### Exercise prompt
Show every line of the data below that includes the word "Master".

(Beginning of Data to use)

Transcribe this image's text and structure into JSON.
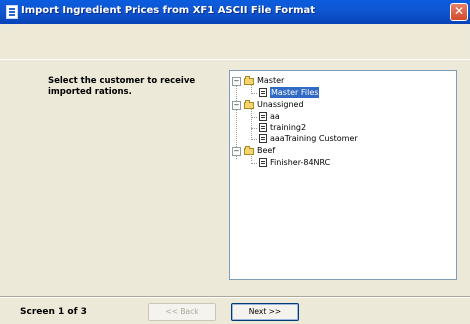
{
  "window": {
    "title": "Import Ingredient Prices from XF1 ASCII File Format",
    "close_symbol": "✕"
  },
  "prompt": "Select the customer to receive imported rations.",
  "tree": {
    "groups": [
      {
        "label": "Master",
        "toggle": "−",
        "items": [
          "Master Files"
        ]
      },
      {
        "label": "Unassigned",
        "toggle": "−",
        "items": [
          "aa",
          "training2",
          "aaaTraining Customer"
        ]
      },
      {
        "label": "Beef",
        "toggle": "−",
        "items": [
          "Finisher-84NRC"
        ]
      }
    ],
    "selected": "Master Files"
  },
  "footer": {
    "screen_indicator": "Screen 1 of 3",
    "back_label": "<< Back",
    "next_label": "Next >>"
  }
}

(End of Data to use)

### Written response
        "label": "Master",
          "Master Files"
    "selected": "Master Files"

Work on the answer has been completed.